The *VSCO film tools I originally wrote about in my first blogpost on film emulation sit nicely within the Effects menu of my Aperture and offer a wide range of adjustments to emulate various Color and B&W films (mostly Kodak + Fuji), along with seperate film grain adjustments and other tools for creating a filmic look. For this portrait I was only interested in adding film grain to the image that was processed with the Aperture RAW De-noise tool. Odd and wonderful thing about the VSCO toolset is it uses the existing tool bricks within Aperture to achieve its results. It's not a plugin in the traditional sense. You never leave the Aperture interface or deal with a seperate plugin window. And very oddly it uses Aperture's Burn and Dodge tools to create the film grain! One nice thing about this way of adding film grain in Aperture is both tools are adjustable as to their amount, so you can vary the film look. Very clever!
Comparing the original high ISO RAW image with digital noise on the left to the Aperture RAW De-noised image with VSCO film grain added on the right. You really see the difference between noise and a digital filmic grain.
And from the original RAW image on the left to the fully edited, color graded and film grain added version, all in Aperture! *For the final version of this portrait, I did use the variation that was denoised using the NIK Dfine 2 plugin, as I finished it before I decided to do the comparisons with Aperture's RAW De-noise tool, but I think that counts. 😎
The fully edited 100% detail view of my all Aperture filmic portrait. I'm really, really pleased with the results. Now to figure out how to keep Aperture running for many years to come!

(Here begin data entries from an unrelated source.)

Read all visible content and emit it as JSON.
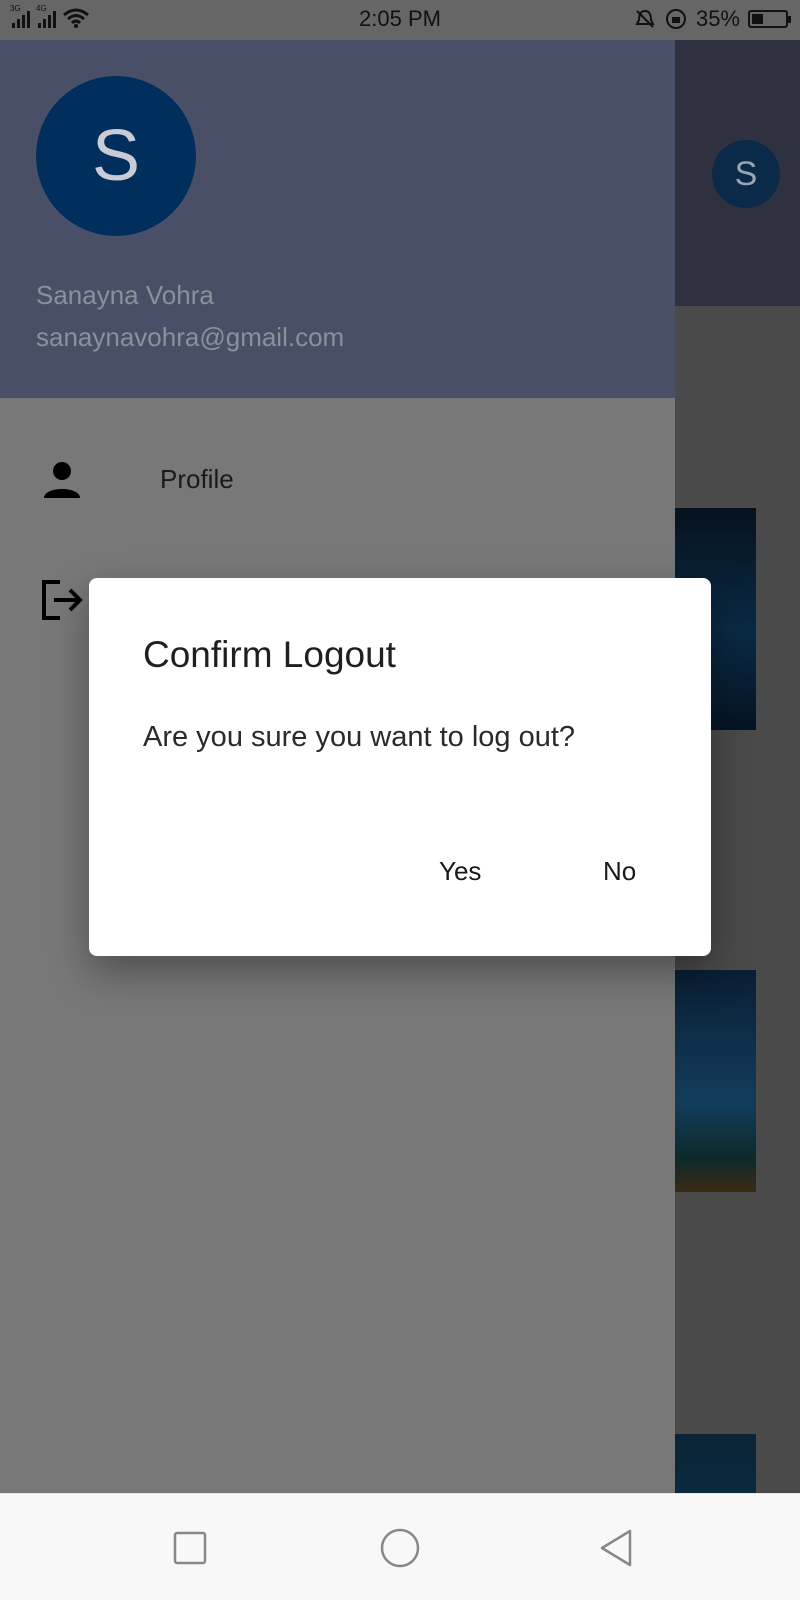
{
  "status_bar": {
    "time": "2:05 PM",
    "network_1": "3G",
    "network_2": "4G",
    "battery_percent": "35%",
    "battery_level": 0.35,
    "icons": [
      "signal-icon",
      "wifi-icon",
      "notifications-off-icon",
      "alarm-icon",
      "battery-icon"
    ]
  },
  "drawer": {
    "avatar_initial": "S",
    "user_name": "Sanayna Vohra",
    "user_email": "sanaynavohra@gmail.com",
    "items": [
      {
        "label": "Profile",
        "icon": "person-icon"
      },
      {
        "label": "",
        "icon": "logout-icon"
      }
    ],
    "header_color": "#4a4f68",
    "avatar_color": "#002f5e"
  },
  "main_page": {
    "avatar_initial": "S"
  },
  "dialog": {
    "title": "Confirm Logout",
    "message": "Are you sure you want to log out?",
    "yes_label": "Yes",
    "no_label": "No"
  },
  "nav_bar": {
    "icons": [
      "recents-icon",
      "home-icon",
      "back-icon"
    ]
  }
}
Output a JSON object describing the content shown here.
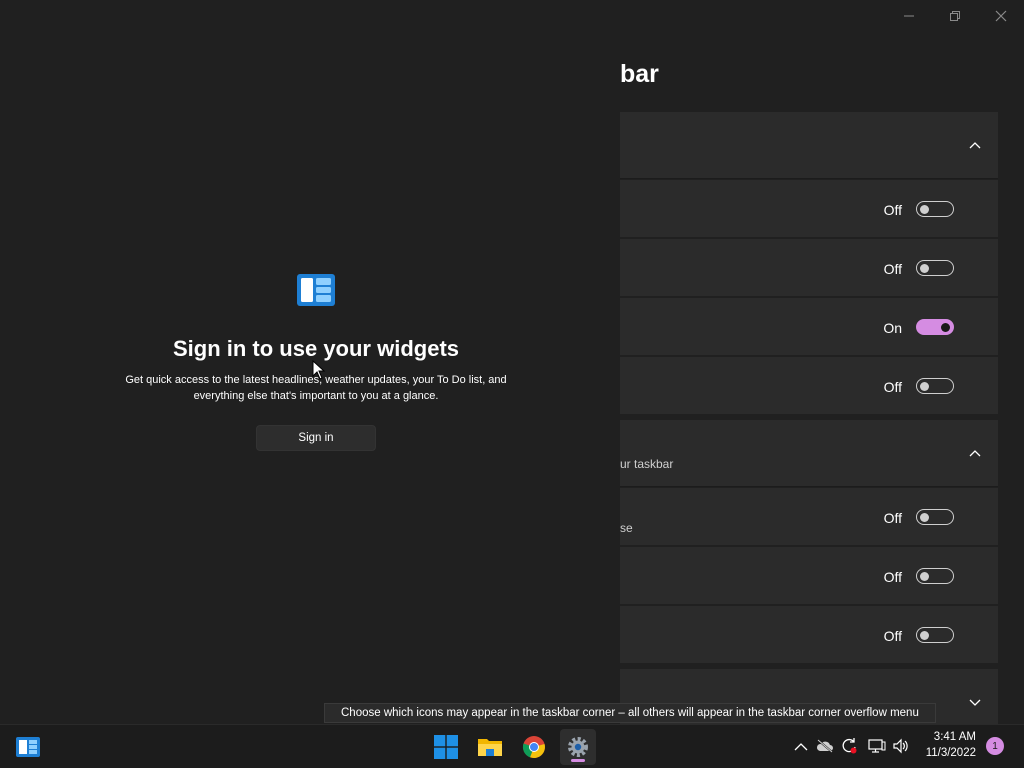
{
  "settings": {
    "page_title": "bar",
    "sections": [
      {
        "label": "",
        "expanded": true,
        "rows": [
          {
            "label": "",
            "state": "Off",
            "on": false
          },
          {
            "label": "",
            "state": "Off",
            "on": false
          },
          {
            "label": "",
            "state": "On",
            "on": true
          },
          {
            "label": "",
            "state": "Off",
            "on": false
          }
        ]
      },
      {
        "label": "ur taskbar",
        "expanded": true,
        "rows": [
          {
            "label": "se",
            "state": "Off",
            "on": false
          },
          {
            "label": "",
            "state": "Off",
            "on": false
          },
          {
            "label": "",
            "state": "Off",
            "on": false
          }
        ]
      },
      {
        "label": "",
        "expanded": false,
        "rows": []
      }
    ]
  },
  "widgets": {
    "title": "Sign in to use your widgets",
    "description": "Get quick access to the latest headlines, weather updates, your To Do list, and everything else that's important to you at a glance.",
    "sign_in_label": "Sign in"
  },
  "tooltip": "Choose which icons may appear in the taskbar corner – all others will appear in the taskbar corner overflow menu",
  "taskbar": {
    "clock_time": "3:41 AM",
    "clock_date": "11/3/2022",
    "notification_count": "1",
    "apps": [
      "start",
      "file-explorer",
      "chrome",
      "settings"
    ],
    "colors": {
      "accent": "#d58ce2",
      "windows_blue": "#1e90e6"
    }
  }
}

*One final note for Aperture users regarding the VSCO Film Tools: While VSCO originally created only two film packs (01 + 02) for Aperture back in the day, before giving up on Aperture and only producing more packs for Lightroom, what they made for Aperture was very robust and more than adequate. That said, the company no longer produces film packs or offers a stand alone application anymore. They have pivoted to become an online, community based image sharing site requiring membership to use their latest tools. Not unlike Instagram in its own way. So you sadly can no longer get the tools for Aperture. I'm glad I got in on the ground floor when VSCO arguably gave birth to the whole analog film emulation craze. Early adoption has its advantages!